◆ WHAT YOU HAVE TO DO
Note how many lines in the entries contain the string "localhost", then give that number and nothing else.

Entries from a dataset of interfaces

▽

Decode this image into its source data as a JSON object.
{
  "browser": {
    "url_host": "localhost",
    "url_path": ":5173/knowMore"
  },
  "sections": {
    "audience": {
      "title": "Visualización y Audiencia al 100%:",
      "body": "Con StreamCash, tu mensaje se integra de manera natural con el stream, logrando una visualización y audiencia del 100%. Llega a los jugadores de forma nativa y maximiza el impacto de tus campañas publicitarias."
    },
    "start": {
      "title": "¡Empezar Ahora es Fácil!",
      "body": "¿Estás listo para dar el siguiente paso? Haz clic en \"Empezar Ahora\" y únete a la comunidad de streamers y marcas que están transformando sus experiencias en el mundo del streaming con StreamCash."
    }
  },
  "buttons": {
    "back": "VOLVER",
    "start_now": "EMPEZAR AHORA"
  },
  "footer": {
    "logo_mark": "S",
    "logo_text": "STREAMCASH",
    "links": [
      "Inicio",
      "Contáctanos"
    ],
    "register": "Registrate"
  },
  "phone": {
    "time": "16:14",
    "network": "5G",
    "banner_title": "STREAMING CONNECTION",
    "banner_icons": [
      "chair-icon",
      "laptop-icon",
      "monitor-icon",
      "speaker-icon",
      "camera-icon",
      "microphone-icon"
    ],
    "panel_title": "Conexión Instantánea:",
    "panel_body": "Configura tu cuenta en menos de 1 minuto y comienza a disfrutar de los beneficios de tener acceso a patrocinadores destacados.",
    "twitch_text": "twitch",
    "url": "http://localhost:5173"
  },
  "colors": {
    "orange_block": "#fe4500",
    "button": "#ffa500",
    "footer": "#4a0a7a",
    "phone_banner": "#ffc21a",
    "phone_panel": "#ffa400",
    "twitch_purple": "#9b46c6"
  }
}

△

◆ SOLUTION TO THIS EXERCISE
2